Task to carry out -
For the string "name", find every matching line in the records and copy it.

(Entries from a dataset of interfaces)
○ ○ ○ ○
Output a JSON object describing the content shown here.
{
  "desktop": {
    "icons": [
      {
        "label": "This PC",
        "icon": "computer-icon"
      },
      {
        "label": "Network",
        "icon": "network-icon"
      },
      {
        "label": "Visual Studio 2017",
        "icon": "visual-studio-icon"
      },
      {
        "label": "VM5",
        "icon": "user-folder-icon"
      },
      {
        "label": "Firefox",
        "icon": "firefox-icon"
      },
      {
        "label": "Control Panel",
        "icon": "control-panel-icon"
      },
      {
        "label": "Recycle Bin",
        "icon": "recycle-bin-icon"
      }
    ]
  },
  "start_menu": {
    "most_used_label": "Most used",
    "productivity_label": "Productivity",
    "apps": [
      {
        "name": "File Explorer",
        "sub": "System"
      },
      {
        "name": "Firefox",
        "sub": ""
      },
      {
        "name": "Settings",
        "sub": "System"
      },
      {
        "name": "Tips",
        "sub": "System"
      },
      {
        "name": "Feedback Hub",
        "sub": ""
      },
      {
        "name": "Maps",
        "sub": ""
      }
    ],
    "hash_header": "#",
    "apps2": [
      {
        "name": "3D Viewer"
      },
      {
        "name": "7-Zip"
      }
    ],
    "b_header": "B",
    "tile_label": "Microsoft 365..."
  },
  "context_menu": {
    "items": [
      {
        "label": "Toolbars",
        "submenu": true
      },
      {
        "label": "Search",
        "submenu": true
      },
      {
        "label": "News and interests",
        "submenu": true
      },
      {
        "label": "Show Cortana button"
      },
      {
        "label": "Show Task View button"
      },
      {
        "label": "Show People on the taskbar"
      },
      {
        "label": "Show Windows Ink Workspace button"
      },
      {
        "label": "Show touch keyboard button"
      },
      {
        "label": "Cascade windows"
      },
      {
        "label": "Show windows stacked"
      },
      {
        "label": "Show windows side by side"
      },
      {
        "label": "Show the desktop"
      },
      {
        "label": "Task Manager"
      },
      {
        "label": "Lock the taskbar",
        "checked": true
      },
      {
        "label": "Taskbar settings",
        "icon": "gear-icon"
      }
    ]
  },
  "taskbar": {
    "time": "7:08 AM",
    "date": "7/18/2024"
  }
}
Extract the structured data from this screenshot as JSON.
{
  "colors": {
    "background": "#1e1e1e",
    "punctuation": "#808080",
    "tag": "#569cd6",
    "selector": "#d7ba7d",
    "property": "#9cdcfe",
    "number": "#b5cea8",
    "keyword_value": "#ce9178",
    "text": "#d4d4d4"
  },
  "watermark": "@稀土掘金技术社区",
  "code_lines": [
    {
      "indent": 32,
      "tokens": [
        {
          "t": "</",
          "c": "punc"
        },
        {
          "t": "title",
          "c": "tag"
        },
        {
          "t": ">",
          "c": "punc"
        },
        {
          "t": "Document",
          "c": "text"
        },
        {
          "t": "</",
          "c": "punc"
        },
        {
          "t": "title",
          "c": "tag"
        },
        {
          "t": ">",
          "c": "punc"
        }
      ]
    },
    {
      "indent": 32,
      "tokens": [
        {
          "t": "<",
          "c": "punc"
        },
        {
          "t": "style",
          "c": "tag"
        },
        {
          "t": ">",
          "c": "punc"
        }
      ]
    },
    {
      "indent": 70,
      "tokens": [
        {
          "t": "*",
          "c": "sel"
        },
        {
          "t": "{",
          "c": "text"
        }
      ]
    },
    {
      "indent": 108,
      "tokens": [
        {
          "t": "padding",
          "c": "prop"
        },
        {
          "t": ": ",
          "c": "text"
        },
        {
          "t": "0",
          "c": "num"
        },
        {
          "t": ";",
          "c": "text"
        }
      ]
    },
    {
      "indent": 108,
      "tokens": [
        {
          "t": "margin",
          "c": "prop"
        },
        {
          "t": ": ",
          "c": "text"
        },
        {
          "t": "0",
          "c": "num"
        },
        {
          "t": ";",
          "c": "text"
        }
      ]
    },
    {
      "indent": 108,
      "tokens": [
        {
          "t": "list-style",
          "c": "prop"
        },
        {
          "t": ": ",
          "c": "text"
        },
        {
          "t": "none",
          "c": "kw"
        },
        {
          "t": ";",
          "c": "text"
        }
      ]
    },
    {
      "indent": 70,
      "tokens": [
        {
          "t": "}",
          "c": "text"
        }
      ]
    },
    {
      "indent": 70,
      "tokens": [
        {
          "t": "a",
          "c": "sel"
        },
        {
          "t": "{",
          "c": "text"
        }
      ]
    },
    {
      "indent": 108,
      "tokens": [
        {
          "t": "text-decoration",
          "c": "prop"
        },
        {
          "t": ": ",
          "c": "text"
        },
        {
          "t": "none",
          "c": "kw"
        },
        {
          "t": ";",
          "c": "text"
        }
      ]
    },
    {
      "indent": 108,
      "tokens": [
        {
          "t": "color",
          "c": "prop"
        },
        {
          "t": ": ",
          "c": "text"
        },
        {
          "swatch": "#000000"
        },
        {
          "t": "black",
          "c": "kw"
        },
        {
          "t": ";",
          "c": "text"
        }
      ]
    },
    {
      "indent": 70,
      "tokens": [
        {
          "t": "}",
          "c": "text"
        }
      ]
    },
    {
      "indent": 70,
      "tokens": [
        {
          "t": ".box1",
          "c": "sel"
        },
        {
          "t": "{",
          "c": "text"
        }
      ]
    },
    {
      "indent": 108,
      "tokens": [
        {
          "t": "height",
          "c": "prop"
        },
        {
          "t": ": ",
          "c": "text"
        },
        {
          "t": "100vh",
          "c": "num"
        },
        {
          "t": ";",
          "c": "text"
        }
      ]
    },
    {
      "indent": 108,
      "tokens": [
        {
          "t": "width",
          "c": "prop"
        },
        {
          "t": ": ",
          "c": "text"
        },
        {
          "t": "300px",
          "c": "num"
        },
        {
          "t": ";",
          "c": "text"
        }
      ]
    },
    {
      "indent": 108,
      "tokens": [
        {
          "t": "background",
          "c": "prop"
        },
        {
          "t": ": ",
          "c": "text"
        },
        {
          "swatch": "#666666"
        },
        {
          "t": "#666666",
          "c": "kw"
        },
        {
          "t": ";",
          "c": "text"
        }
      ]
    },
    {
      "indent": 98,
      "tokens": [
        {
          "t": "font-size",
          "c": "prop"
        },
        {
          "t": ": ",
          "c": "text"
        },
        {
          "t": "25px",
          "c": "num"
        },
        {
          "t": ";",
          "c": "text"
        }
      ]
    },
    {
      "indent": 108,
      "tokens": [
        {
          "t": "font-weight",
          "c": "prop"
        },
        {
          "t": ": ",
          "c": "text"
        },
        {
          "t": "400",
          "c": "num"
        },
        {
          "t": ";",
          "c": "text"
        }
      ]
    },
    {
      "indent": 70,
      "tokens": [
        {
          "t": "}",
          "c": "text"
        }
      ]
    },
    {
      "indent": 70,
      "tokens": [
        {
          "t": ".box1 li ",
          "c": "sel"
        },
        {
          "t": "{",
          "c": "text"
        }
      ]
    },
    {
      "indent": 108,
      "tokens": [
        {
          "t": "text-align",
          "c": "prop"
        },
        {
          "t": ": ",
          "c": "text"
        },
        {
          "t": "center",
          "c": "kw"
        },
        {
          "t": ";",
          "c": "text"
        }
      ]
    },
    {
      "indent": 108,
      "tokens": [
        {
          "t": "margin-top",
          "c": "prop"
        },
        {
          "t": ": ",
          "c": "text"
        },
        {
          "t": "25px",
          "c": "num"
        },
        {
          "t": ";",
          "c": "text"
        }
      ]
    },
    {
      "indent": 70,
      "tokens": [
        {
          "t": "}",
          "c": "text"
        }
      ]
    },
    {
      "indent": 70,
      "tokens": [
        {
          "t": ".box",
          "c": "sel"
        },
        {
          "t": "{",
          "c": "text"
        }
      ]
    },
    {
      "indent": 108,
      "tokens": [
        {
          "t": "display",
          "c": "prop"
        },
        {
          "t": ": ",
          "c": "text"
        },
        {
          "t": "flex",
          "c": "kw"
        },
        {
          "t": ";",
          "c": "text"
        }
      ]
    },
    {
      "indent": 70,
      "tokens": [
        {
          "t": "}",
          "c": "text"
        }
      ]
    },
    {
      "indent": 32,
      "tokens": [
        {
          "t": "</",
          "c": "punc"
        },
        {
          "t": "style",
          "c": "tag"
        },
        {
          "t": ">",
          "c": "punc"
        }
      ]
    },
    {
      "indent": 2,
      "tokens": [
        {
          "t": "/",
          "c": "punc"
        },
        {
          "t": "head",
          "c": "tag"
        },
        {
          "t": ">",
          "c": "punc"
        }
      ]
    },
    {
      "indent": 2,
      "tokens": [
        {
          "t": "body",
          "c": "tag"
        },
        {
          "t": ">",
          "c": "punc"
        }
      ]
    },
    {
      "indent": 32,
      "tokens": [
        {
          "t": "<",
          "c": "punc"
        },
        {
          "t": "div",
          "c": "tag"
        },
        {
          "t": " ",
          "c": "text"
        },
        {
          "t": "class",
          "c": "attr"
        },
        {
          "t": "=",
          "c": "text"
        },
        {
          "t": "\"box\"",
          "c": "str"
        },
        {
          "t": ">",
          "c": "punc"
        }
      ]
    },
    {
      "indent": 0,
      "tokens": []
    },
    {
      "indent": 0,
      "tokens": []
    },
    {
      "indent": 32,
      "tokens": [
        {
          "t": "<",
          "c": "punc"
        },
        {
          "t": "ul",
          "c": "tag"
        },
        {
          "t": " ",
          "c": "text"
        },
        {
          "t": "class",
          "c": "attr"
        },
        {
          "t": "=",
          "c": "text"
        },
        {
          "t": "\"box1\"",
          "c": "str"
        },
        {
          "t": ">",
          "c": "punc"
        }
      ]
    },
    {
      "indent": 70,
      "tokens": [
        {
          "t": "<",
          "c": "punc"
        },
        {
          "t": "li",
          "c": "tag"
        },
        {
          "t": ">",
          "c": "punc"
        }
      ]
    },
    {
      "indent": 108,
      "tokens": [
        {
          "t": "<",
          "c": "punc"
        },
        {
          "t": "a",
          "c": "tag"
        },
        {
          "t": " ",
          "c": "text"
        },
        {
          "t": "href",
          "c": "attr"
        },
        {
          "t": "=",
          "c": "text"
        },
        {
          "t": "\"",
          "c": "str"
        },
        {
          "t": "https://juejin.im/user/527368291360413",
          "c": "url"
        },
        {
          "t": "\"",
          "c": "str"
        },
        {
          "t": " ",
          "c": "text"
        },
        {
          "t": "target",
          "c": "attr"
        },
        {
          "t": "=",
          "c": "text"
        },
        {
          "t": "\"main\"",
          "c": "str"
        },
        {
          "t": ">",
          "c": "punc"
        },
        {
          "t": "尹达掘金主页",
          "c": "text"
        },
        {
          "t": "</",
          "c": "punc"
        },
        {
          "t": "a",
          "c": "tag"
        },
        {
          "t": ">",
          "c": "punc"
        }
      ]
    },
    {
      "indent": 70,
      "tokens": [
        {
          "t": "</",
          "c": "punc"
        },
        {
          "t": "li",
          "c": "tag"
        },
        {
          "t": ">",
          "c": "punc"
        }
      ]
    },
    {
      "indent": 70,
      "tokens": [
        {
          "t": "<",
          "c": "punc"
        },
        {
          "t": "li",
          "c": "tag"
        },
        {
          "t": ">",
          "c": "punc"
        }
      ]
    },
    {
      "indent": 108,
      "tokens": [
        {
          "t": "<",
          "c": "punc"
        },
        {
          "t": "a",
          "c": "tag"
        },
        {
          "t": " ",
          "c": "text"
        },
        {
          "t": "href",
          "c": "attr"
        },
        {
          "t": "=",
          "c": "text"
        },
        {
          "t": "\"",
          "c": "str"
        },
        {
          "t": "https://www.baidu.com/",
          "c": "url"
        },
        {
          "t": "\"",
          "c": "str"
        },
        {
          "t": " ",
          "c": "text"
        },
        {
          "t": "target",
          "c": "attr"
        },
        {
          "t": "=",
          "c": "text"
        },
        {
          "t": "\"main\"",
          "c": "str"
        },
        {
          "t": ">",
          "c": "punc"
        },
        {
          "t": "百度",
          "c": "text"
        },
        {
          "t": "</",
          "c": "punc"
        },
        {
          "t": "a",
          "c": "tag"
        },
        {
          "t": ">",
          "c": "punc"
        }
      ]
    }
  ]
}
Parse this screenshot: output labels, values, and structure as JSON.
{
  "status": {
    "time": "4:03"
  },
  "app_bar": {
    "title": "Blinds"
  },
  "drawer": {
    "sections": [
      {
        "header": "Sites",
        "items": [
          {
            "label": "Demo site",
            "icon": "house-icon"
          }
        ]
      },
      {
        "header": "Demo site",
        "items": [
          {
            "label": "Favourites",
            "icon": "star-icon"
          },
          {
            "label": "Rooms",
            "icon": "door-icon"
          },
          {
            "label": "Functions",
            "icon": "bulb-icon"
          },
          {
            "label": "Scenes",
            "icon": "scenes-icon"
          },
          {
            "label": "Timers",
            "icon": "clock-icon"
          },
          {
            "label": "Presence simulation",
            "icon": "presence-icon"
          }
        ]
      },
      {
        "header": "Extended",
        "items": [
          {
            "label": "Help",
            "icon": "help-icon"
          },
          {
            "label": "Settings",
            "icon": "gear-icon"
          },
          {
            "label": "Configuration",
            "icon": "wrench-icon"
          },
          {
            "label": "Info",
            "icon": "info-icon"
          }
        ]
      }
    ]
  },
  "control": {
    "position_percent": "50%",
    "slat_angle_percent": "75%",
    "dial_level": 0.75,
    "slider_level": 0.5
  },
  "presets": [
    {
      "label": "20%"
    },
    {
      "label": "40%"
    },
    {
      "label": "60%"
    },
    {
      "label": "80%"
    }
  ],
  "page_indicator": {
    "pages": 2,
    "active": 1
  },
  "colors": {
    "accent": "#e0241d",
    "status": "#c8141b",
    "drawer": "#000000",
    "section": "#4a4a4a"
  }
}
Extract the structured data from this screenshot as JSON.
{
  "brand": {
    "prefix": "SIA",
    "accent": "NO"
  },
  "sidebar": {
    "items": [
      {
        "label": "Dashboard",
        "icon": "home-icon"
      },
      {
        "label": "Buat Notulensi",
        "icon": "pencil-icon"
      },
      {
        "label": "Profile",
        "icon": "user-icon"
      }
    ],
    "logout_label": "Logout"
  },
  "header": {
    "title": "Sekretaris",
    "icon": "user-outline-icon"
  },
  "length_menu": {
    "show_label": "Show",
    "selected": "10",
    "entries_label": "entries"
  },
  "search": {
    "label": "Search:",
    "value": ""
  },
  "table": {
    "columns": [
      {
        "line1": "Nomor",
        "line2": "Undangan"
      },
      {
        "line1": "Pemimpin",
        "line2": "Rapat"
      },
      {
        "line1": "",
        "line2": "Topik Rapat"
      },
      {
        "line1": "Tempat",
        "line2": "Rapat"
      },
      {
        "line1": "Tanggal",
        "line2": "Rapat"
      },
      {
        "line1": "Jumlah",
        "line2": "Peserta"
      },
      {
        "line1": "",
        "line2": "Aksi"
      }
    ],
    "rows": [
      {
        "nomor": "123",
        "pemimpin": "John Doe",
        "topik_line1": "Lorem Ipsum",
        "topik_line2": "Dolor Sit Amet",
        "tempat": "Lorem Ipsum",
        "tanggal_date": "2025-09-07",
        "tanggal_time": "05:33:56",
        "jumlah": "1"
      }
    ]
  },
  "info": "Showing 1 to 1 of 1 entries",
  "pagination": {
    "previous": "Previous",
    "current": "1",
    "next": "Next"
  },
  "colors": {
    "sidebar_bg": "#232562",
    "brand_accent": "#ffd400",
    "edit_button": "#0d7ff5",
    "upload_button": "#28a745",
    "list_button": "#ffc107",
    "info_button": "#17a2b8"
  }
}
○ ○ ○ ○
Expected answer -
        "name": "File Explorer",
        "name": "Firefox",
        "name": "Settings",
        "name": "Tips",
        "name": "Feedback Hub",
        "name": "Maps",
        "name": "3D Viewer"
        "name": "7-Zip"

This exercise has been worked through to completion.